linked with the 'Stipple' engraving. Briefly, a stipple engraving
is created by employing a multitude of flicks or dots rather
than the lines used in etching or engraving. The higher the
density of dots in an area the darker the plate will print
and therefore, the stipple is a tonal as opposed to a linear
method, producing light and dark contrasts.
Francesco Bartolozzi quickly recognized that
this very demanding method of original printmaking was best
suited for decorative works and portraits and scenes displaying
flesh tones. He thus set up his famous London workshop which
published renderings of either sentimental or mythological
subjects, with such well known painters as Francis Wheatly,
Angelica Kauffmann, Cipriani and Diana Beauclerk specifically
creating designs for him to engrave.
Francesco Bartolozzi's success with the stipple
was enormous. He was one of the first engravers granted a
full membership to the Royal Academy of Arts, and in the
last decades of the eighteenth century, a large following
of English and Italian students sat in his studio to learn
his techniques. (Some of his students later engraved the
popular Cries of London series.) Stippling, however, was
destined to live a very short life. It was extremely laborious
and time consuming and soon gave way to the more convenient
and mass produced forms of printmaking in the nineteenth
He produced an enormous number of engravings,
including Clytie after Annibale Carracci, and of the Virgin
and Child, after Carlo Dolci. A great proportion of them
are from the works of Cipriani and Angelica Kauffmann. Bartolozzi
also contributed a number of plates to Boydell's Shakespeare
Gallery. He also drew sketches of his own in red chalk.
This is a once in a life time opportunity to acquire an
original work from circa 1780 that is well documented, known

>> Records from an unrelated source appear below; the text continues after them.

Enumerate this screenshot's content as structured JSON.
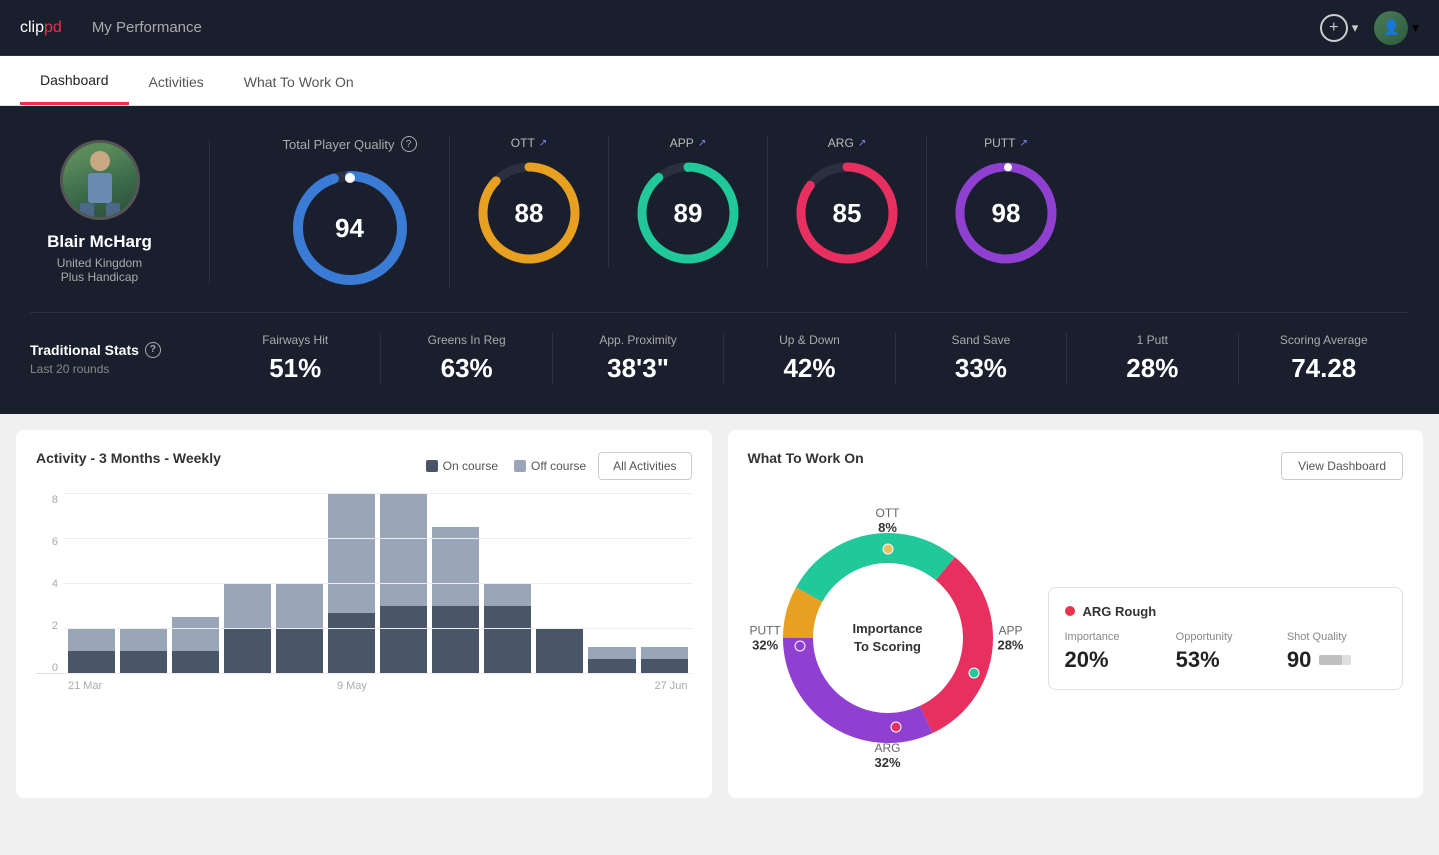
{
  "header": {
    "logo_clip": "clip",
    "logo_pd": "pd",
    "title": "My Performance",
    "add_label": "+",
    "chevron": "▾"
  },
  "nav": {
    "tabs": [
      {
        "id": "dashboard",
        "label": "Dashboard",
        "active": true
      },
      {
        "id": "activities",
        "label": "Activities",
        "active": false
      },
      {
        "id": "what-to-work-on",
        "label": "What To Work On",
        "active": false
      }
    ]
  },
  "player": {
    "name": "Blair McHarg",
    "country": "United Kingdom",
    "handicap": "Plus Handicap"
  },
  "total_quality": {
    "label": "Total Player Quality",
    "score": 94,
    "color": "#3a7bd5"
  },
  "category_scores": [
    {
      "id": "ott",
      "label": "OTT",
      "score": 88,
      "color": "#e8a020",
      "pct": 88
    },
    {
      "id": "app",
      "label": "APP",
      "score": 89,
      "color": "#20c89a",
      "pct": 89
    },
    {
      "id": "arg",
      "label": "ARG",
      "score": 85,
      "color": "#e83060",
      "pct": 85
    },
    {
      "id": "putt",
      "label": "PUTT",
      "score": 98,
      "color": "#9040d0",
      "pct": 98
    }
  ],
  "trad_stats": {
    "title": "Traditional Stats",
    "subtitle": "Last 20 rounds",
    "items": [
      {
        "name": "Fairways Hit",
        "value": "51%"
      },
      {
        "name": "Greens In Reg",
        "value": "63%"
      },
      {
        "name": "App. Proximity",
        "value": "38'3\""
      },
      {
        "name": "Up & Down",
        "value": "42%"
      },
      {
        "name": "Sand Save",
        "value": "33%"
      },
      {
        "name": "1 Putt",
        "value": "28%"
      },
      {
        "name": "Scoring Average",
        "value": "74.28"
      }
    ]
  },
  "activity_chart": {
    "title": "Activity - 3 Months - Weekly",
    "legend_on_course": "On course",
    "legend_off_course": "Off course",
    "btn_label": "All Activities",
    "y_labels": [
      "0",
      "2",
      "4",
      "6",
      "8"
    ],
    "x_labels": [
      "21 Mar",
      "",
      "9 May",
      "",
      "27 Jun"
    ],
    "color_on": "#4a5568",
    "color_off": "#9aa5b8",
    "bars": [
      {
        "on": 1,
        "off": 1
      },
      {
        "on": 1,
        "off": 1
      },
      {
        "on": 1,
        "off": 1.5
      },
      {
        "on": 2,
        "off": 2
      },
      {
        "on": 2,
        "off": 2
      },
      {
        "on": 3,
        "off": 6
      },
      {
        "on": 3,
        "off": 5
      },
      {
        "on": 2,
        "off": 3.5
      },
      {
        "on": 3,
        "off": 1
      },
      {
        "on": 2,
        "off": 0
      },
      {
        "on": 0.5,
        "off": 0.3
      },
      {
        "on": 0.5,
        "off": 0.3
      }
    ]
  },
  "what_to_work_on": {
    "title": "What To Work On",
    "btn_label": "View Dashboard",
    "donut_center_line1": "Importance",
    "donut_center_line2": "To Scoring",
    "segments": [
      {
        "id": "ott",
        "label": "OTT",
        "pct": 8,
        "color": "#e8a020"
      },
      {
        "id": "app",
        "label": "APP",
        "pct": 28,
        "color": "#20c89a"
      },
      {
        "id": "arg",
        "label": "ARG",
        "pct": 32,
        "color": "#e83060"
      },
      {
        "id": "putt",
        "label": "PUTT",
        "pct": 32,
        "color": "#9040d0"
      }
    ],
    "card": {
      "title": "ARG Rough",
      "importance": "20%",
      "opportunity": "53%",
      "shot_quality": "90",
      "importance_label": "Importance",
      "opportunity_label": "Opportunity",
      "shot_quality_label": "Shot Quality"
    }
  }
}
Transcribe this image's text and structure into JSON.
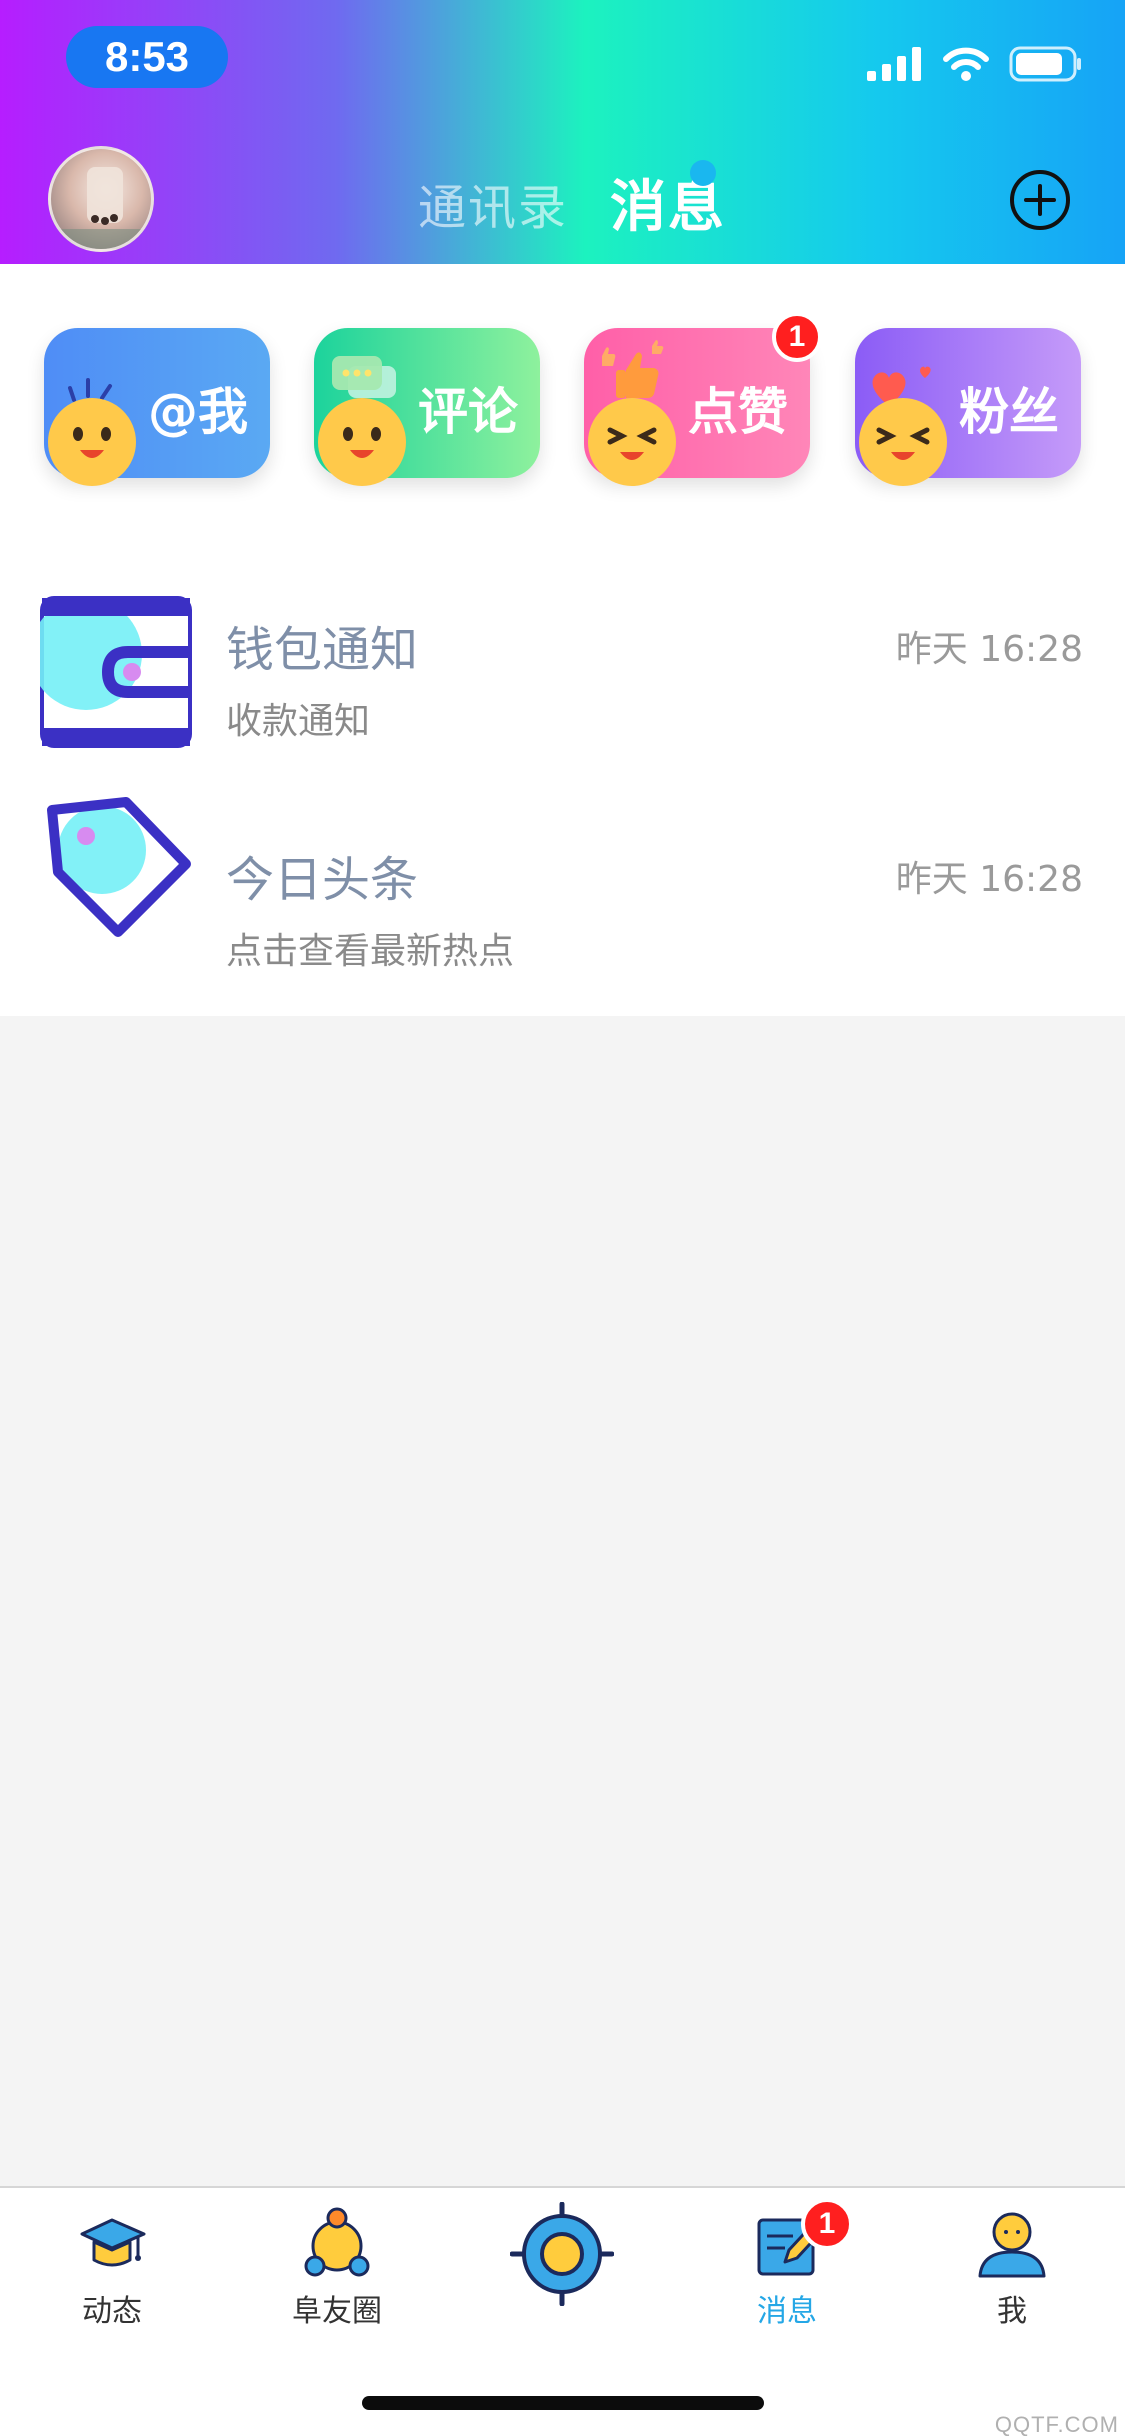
{
  "status_bar": {
    "time": "8:53"
  },
  "header": {
    "tabs": [
      {
        "label": "通讯录",
        "active": false
      },
      {
        "label": "消息",
        "active": true
      }
    ]
  },
  "categories": [
    {
      "label": "@我",
      "colors": [
        "#4f8df6",
        "#5aa9f3"
      ]
    },
    {
      "label": "评论",
      "colors": [
        "#1cd39c",
        "#8ef19d"
      ]
    },
    {
      "label": "点赞",
      "colors": [
        "#ff5fa8",
        "#ff86b8"
      ],
      "badge": "1"
    },
    {
      "label": "粉丝",
      "colors": [
        "#8b5cf6",
        "#c59bf9"
      ]
    }
  ],
  "messages": [
    {
      "title": "钱包通知",
      "subtitle": "收款通知",
      "time": "昨天 16:28",
      "icon": "wallet-icon"
    },
    {
      "title": "今日头条",
      "subtitle": "点击查看最新热点",
      "time": "昨天 16:28",
      "icon": "tag-icon"
    }
  ],
  "bottom_nav": [
    {
      "label": "动态",
      "icon": "graduation-cap-icon"
    },
    {
      "label": "阜友圈",
      "icon": "group-icon"
    },
    {
      "label": "",
      "icon": "target-icon"
    },
    {
      "label": "消息",
      "icon": "message-edit-icon",
      "active": true,
      "badge": "1"
    },
    {
      "label": "我",
      "icon": "user-icon"
    }
  ],
  "watermark": "QQTF.COM"
}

and recognized by double bass players throughout the world.
The artist was a member of Royal Academy of Arts, he was
in the service of King George 111 and he is renowned for
his Stipple-engravings. The Domenico Dragonetti engraving
being offered is probably one of only a handful in the
world. Just imagine having it on your wall.
Frame size: 37.8cm x 29.5cm x 1.6cm